Do not fight with each other.

Do show respect to her mom and call her Mrs. _____ and obey what she tells you.

Do make sure you know where the bathroom is.

Do not fight with each other (I’m sensing a theme, here……)

And, when it is time to go, thank them for having you over and go.  Do not delay.  Do not whine about leaving.  Do not take 40 minutes putting on your shoes. Do not ignore my presence.  Do not invite yourself over to their house tomorrow or beg me for a sleepover.  Do not ask me when the next playdate will occur as we are actually, technically still having a playdate at this very moment.  Do not run and hide, hoping I won’t find you and take you home.  Do not pull out more toys.  Do not whisper to your friend to climb into our minivan thinking that I won’t ask her to come out.

Saying goodbye.  That’s the hardest part of playing with a friend.

Oh, I’ll tell the truth, saying goodbye is one of the hardest life-skills—period—for children and adults.

I have my own issues with leaving.  After all, I dislike change.

Dislike?  Not quite the word, exactly.

More like:  Hate, detest, abhor….change.  Yes, that’s it.

I settle right into my comfortable routine, doing what I’ve always done, ministering how I’ve always ministered.  I take God’s call and keep on trekking, day after day after day in the same direction.

Then, He tells me it’s time for something new.

Time to say goodbye, pack my tent, and head off in a new direction.  Maybe even an unknown direction or at least an unfamiliar direction.

I’m tempted to hide or beg to stay or pretend I didn’t hear God’s call.  Anything, anything at all, other than actually embrace change.

Sometimes we refuse God’s invitation to step out of the old and step into the new.

We just keep right along, working as hard as ever doing the thing we love to do.

But He has moved on.  His favor has moved on.  His blessing, His direction, His guidance, His anointing has moved on.

And, what are we doing anyway?  Trying to work in our own strength and hold things together because we just don’t want to let go?  Because it hurts too much to relinquish that control and trust God with the future?

Maybe God has asked someone else to step up into that ministry, and we’re robbing them of the blessing of obedience because we won’t step down already and get out of the way.


God gives us permission to say it at times.  We say goodbye to ministries we love and relationships we adore, to jobs we’ve enjoyed and to seasons of our life that have grown cozy and comforting.

We say goodbye not because our ministry is ending, but because it is changing.  We say goodbye because God has called us to follow Him anew.

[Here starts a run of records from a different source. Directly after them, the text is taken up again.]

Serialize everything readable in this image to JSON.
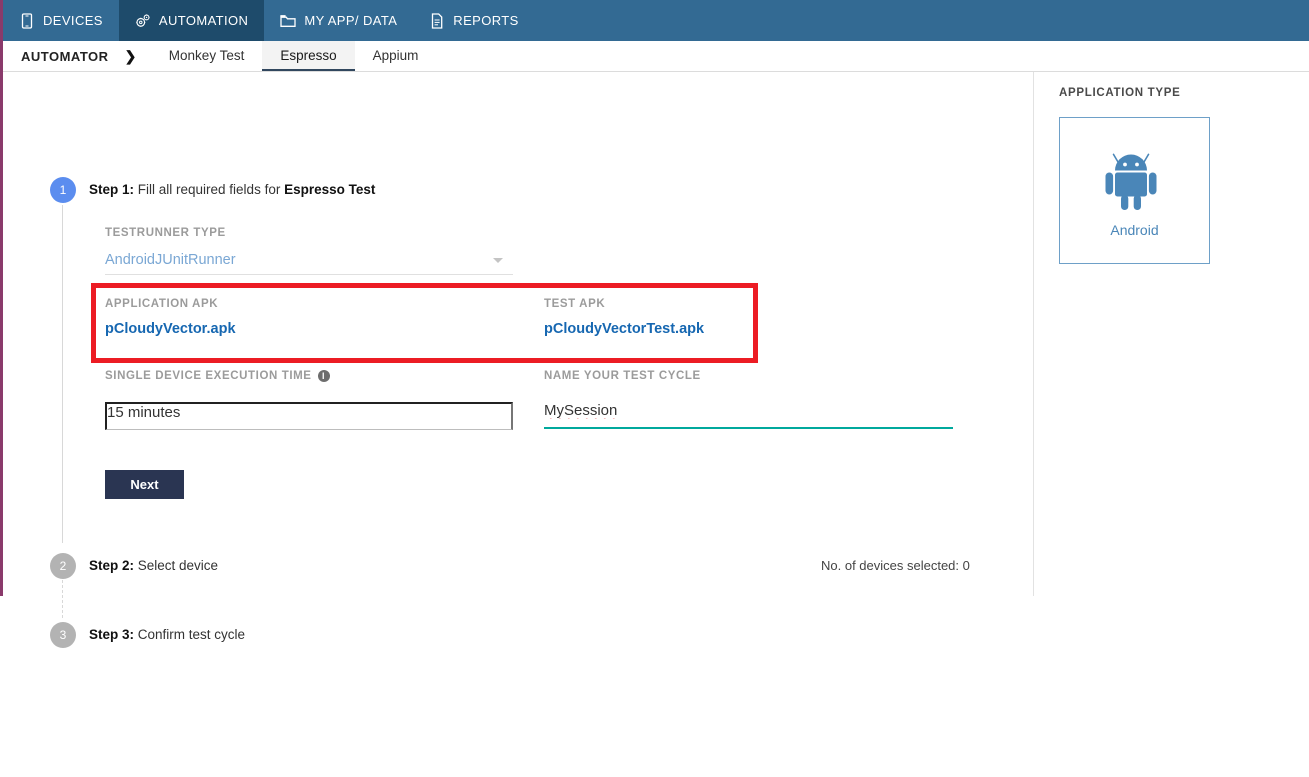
{
  "topnav": {
    "items": [
      {
        "label": "DEVICES",
        "icon": "phone-icon",
        "active": false
      },
      {
        "label": "AUTOMATION",
        "icon": "gears-icon",
        "active": true
      },
      {
        "label": "MY APP/ DATA",
        "icon": "folder-icon",
        "active": false
      },
      {
        "label": "REPORTS",
        "icon": "document-icon",
        "active": false
      }
    ]
  },
  "tabbar": {
    "section": "AUTOMATOR",
    "chevron": "❯",
    "tabs": [
      {
        "label": "Monkey Test",
        "active": false
      },
      {
        "label": "Espresso",
        "active": true
      },
      {
        "label": "Appium",
        "active": false
      }
    ]
  },
  "steps": {
    "step1": {
      "number": "1",
      "prefix": "Step 1:",
      "text": " Fill all required fields for ",
      "emphasis": "Espresso Test"
    },
    "step2": {
      "number": "2",
      "prefix": "Step 2:",
      "text": " Select device",
      "devices_selected": "No. of devices selected: 0"
    },
    "step3": {
      "number": "3",
      "prefix": "Step 3:",
      "text": " Confirm test cycle"
    }
  },
  "form": {
    "testrunner": {
      "label": "TESTRUNNER TYPE",
      "value": "AndroidJUnitRunner"
    },
    "application_apk": {
      "label": "APPLICATION APK",
      "value": "pCloudyVector.apk"
    },
    "test_apk": {
      "label": "TEST APK",
      "value": "pCloudyVectorTest.apk"
    },
    "execution_time": {
      "label": "SINGLE DEVICE EXECUTION TIME",
      "info_icon": "info-icon",
      "value": "15 minutes"
    },
    "test_cycle": {
      "label": "NAME YOUR TEST CYCLE",
      "value": "MySession"
    },
    "next_button": "Next"
  },
  "sidebar": {
    "title": "APPLICATION TYPE",
    "card": {
      "label": "Android",
      "icon": "android-robot-icon"
    }
  },
  "colors": {
    "nav_bg": "#336a93",
    "nav_active": "#1e4b6b",
    "accent_blue": "#1667b1",
    "step_active": "#5b8def",
    "highlight_red": "#ec1c24",
    "underline_teal": "#00a99d",
    "button_navy": "#2a3552",
    "android_blue": "#4a86b8",
    "rail_purple": "#8a3a6b"
  }
}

In Acts 20, we see how Paul calls his dear friends from Ephesian church together and tells them he’s moving on to Jerusalem, and he doesn’t expect to see them again.

Of course, they’d want him to stay.  He wasn’t just moving on in ministry; He was moving away from dear friends without the advantage of Facebook and email.

Yet, God called and Paul obeyed:

And when he had said these things, he knelt down and prayed with them all. 37 And there was much weeping on the part of all; they embraced Paul and kissed him, 38 being sorrowful most of all because of the word he had spoken, that they would not see his face again. And they accompanied him to the ship (Acts 20:36-38 ESV).

I’ve been praying over my own goodbyes….the places where God is telling me to move on, to let it go and strike out into the new.

That’s when I read this command God gave to Israel:

‘You have stayed at this mountain long enough.  It is time to break camp and move on.’ (Deuteronomy 1:6-7 NLT).

Have you lingered at this mountain long enough, content to rest here and set up camp?

If God has called you to break camp and move on….pack up your tent, say your goodbyes, and go.

Don’t fret or worry over what’s behind.  Leave that in God’s hands.  He’s got it.

Just go when He calls you to go, because you want to be with Jesus, always with Jesus, never lagging behind Him, always right by His side.

Heather King is a wife, mom, Bible Study teacher, writer and worship leader.  Most importantly, she is a Christ follower with a desire to help others apply the Bible to everyday life with all its mess, noise, and busyness.  Her book, Ask Me Anything, Lord: Opening Our Hearts to God’s Questions, is available now!  To read more devotionals by Heather King, click here.

Copyright © 2015 Heather King